Instructions to follow: The goal here is an exact copy of the entries below, without their pictures.

Extracted records:

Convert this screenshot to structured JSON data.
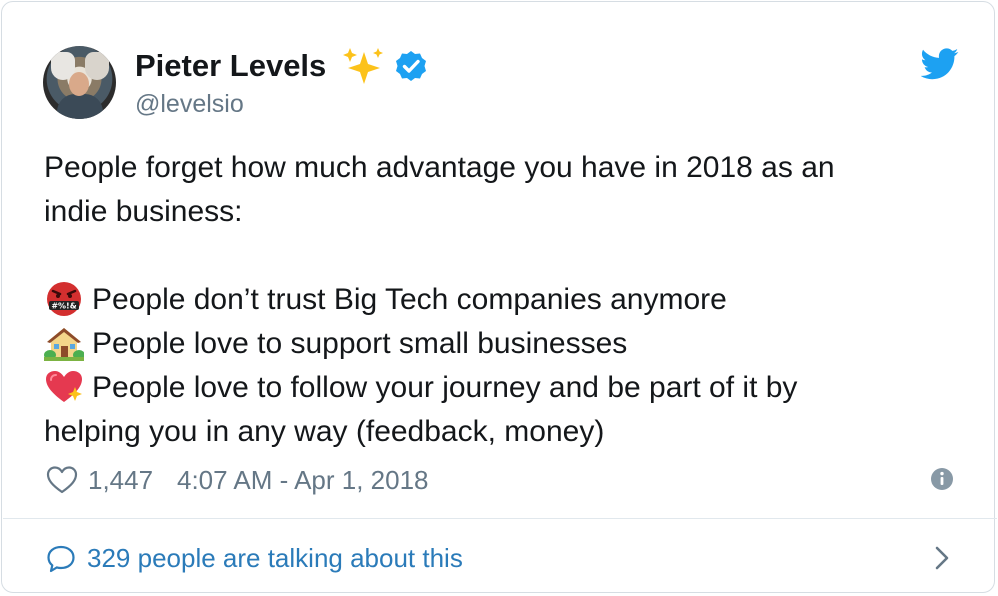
{
  "author": {
    "name": "Pieter Levels",
    "handle": "@levelsio",
    "name_emoji": "sparkles-icon",
    "verified": true
  },
  "tweet": {
    "lines": [
      "People forget how much advantage you have in 2018 as an",
      "indie business:",
      "",
      "People don’t trust Big Tech companies anymore",
      "People love to support small businesses",
      "People love to follow your journey and be part of it by",
      "helping you in any way (feedback, money)"
    ],
    "bullet_icons": [
      "swearing-face-icon",
      "house-with-garden-icon",
      "sparkling-heart-icon"
    ]
  },
  "meta": {
    "likes": "1,447",
    "timestamp": "4:07 AM - Apr 1, 2018"
  },
  "footer": {
    "talking_label": "329 people are talking about this"
  },
  "colors": {
    "text": "#14171a",
    "muted": "#657786",
    "link": "#2b7bb9",
    "twitter_blue": "#1da1f2",
    "border": "#d6dde3"
  }
}
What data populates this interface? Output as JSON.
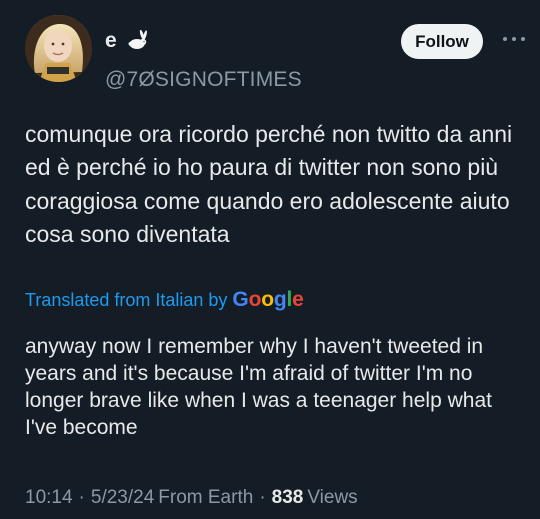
{
  "colors": {
    "background": "#141d26",
    "text_primary": "#e7e9ea",
    "text_secondary": "#8b98a5",
    "link": "#1d9bf0",
    "follow_bg": "#eff3f4",
    "follow_text": "#0f1419"
  },
  "user": {
    "display_name": "e",
    "emoji_icon": "rabbit-icon",
    "handle": "@7ØSIGNOFTIMES"
  },
  "actions": {
    "follow_label": "Follow",
    "more_icon": "more-icon"
  },
  "tweet": {
    "original_text": "comunque ora ricordo perché non twitto da anni ed è perché io ho paura di twitter non sono più coraggiosa come quando ero adolescente aiuto cosa sono diventata",
    "translated_label": "Translated from Italian by",
    "translated_provider": "Google",
    "translated_text": "anyway now I remember why I haven't tweeted in years and it's because I'm afraid of twitter I'm no longer brave like when I was a teenager help what I've become"
  },
  "meta": {
    "time": "10:14",
    "date": "5/23/24",
    "source": "From Earth",
    "views_count": "838",
    "views_label": "Views"
  }
}
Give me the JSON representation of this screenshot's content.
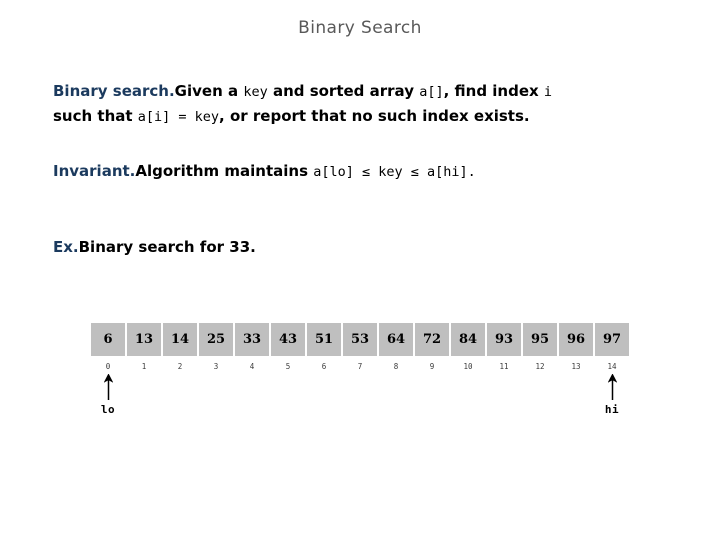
{
  "slide": {
    "title": "Binary Search"
  },
  "definition": {
    "lead": "Binary search.",
    "part1": "Given a ",
    "code1": "key",
    "part2": " and sorted array ",
    "code2": "a[]",
    "part3": ", find index ",
    "code3": "i",
    "part4": "such that ",
    "code4": "a[i] = key",
    "part5": ", or report that no such index exists."
  },
  "invariant": {
    "lead": "Invariant.",
    "text": "Algorithm maintains ",
    "code": "a[lo] ≤ key ≤ a[hi]."
  },
  "example": {
    "lead": "Ex.",
    "text": "Binary search for 33."
  },
  "array": {
    "values": [
      "6",
      "13",
      "14",
      "25",
      "33",
      "43",
      "51",
      "53",
      "64",
      "72",
      "84",
      "93",
      "95",
      "96",
      "97"
    ],
    "indices": [
      "0",
      "1",
      "2",
      "3",
      "4",
      "5",
      "6",
      "7",
      "8",
      "9",
      "10",
      "11",
      "12",
      "13",
      "14"
    ],
    "cell_color": "#bfbfbf",
    "pointers": [
      {
        "label": "lo",
        "index": 0,
        "icon": "up-arrow-icon"
      },
      {
        "label": "hi",
        "index": 14,
        "icon": "up-arrow-icon"
      }
    ]
  },
  "colors": {
    "title": "#595959",
    "accent": "#1b3a5e",
    "text": "#000000",
    "cell": "#bfbfbf"
  }
}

Solved problem:
Convert this screenshot to structured JSON data.
{
  "author": {
    "name": "Pieter Levels",
    "handle": "@levelsio",
    "name_emoji": "sparkles-icon",
    "verified": true
  },
  "tweet": {
    "lines": [
      "People forget how much advantage you have in 2018 as an",
      "indie business:",
      "",
      "People don’t trust Big Tech companies anymore",
      "People love to support small businesses",
      "People love to follow your journey and be part of it by",
      "helping you in any way (feedback, money)"
    ],
    "bullet_icons": [
      "swearing-face-icon",
      "house-with-garden-icon",
      "sparkling-heart-icon"
    ]
  },
  "meta": {
    "likes": "1,447",
    "timestamp": "4:07 AM - Apr 1, 2018"
  },
  "footer": {
    "talking_label": "329 people are talking about this"
  },
  "colors": {
    "text": "#14171a",
    "muted": "#657786",
    "link": "#2b7bb9",
    "twitter_blue": "#1da1f2",
    "border": "#d6dde3"
  }
}
What data populates this interface? Output as JSON.
{
  "colors": {
    "background": "#141d26",
    "text_primary": "#e7e9ea",
    "text_secondary": "#8b98a5",
    "link": "#1d9bf0",
    "follow_bg": "#eff3f4",
    "follow_text": "#0f1419"
  },
  "user": {
    "display_name": "e",
    "emoji_icon": "rabbit-icon",
    "handle": "@7ØSIGNOFTIMES"
  },
  "actions": {
    "follow_label": "Follow",
    "more_icon": "more-icon"
  },
  "tweet": {
    "original_text": "comunque ora ricordo perché non twitto da anni ed è perché io ho paura di twitter non sono più coraggiosa come quando ero adolescente aiuto cosa sono diventata",
    "translated_label": "Translated from Italian by",
    "translated_provider": "Google",
    "translated_text": "anyway now I remember why I haven't tweeted in years and it's because I'm afraid of twitter I'm no longer brave like when I was a teenager help what I've become"
  },
  "meta": {
    "time": "10:14",
    "date": "5/23/24",
    "source": "From Earth",
    "views_count": "838",
    "views_label": "Views"
  }
}
Give me the JSON representation of this screenshot's content.
{
  "slide": {
    "title": "Binary Search"
  },
  "definition": {
    "lead": "Binary search.",
    "part1": "Given a ",
    "code1": "key",
    "part2": " and sorted array ",
    "code2": "a[]",
    "part3": ", find index ",
    "code3": "i",
    "part4": "such that ",
    "code4": "a[i] = key",
    "part5": ", or report that no such index exists."
  },
  "invariant": {
    "lead": "Invariant.",
    "text": "Algorithm maintains ",
    "code": "a[lo] ≤ key ≤ a[hi]."
  },
  "example": {
    "lead": "Ex.",
    "text": "Binary search for 33."
  },
  "array": {
    "values": [
      "6",
      "13",
      "14",
      "25",
      "33",
      "43",
      "51",
      "53",
      "64",
      "72",
      "84",
      "93",
      "95",
      "96",
      "97"
    ],
    "indices": [
      "0",
      "1",
      "2",
      "3",
      "4",
      "5",
      "6",
      "7",
      "8",
      "9",
      "10",
      "11",
      "12",
      "13",
      "14"
    ],
    "cell_color": "#bfbfbf",
    "pointers": [
      {
        "label": "lo",
        "index": 0,
        "icon": "up-arrow-icon"
      },
      {
        "label": "hi",
        "index": 14,
        "icon": "up-arrow-icon"
      }
    ]
  },
  "colors": {
    "title": "#595959",
    "accent": "#1b3a5e",
    "text": "#000000",
    "cell": "#bfbfbf"
  }
}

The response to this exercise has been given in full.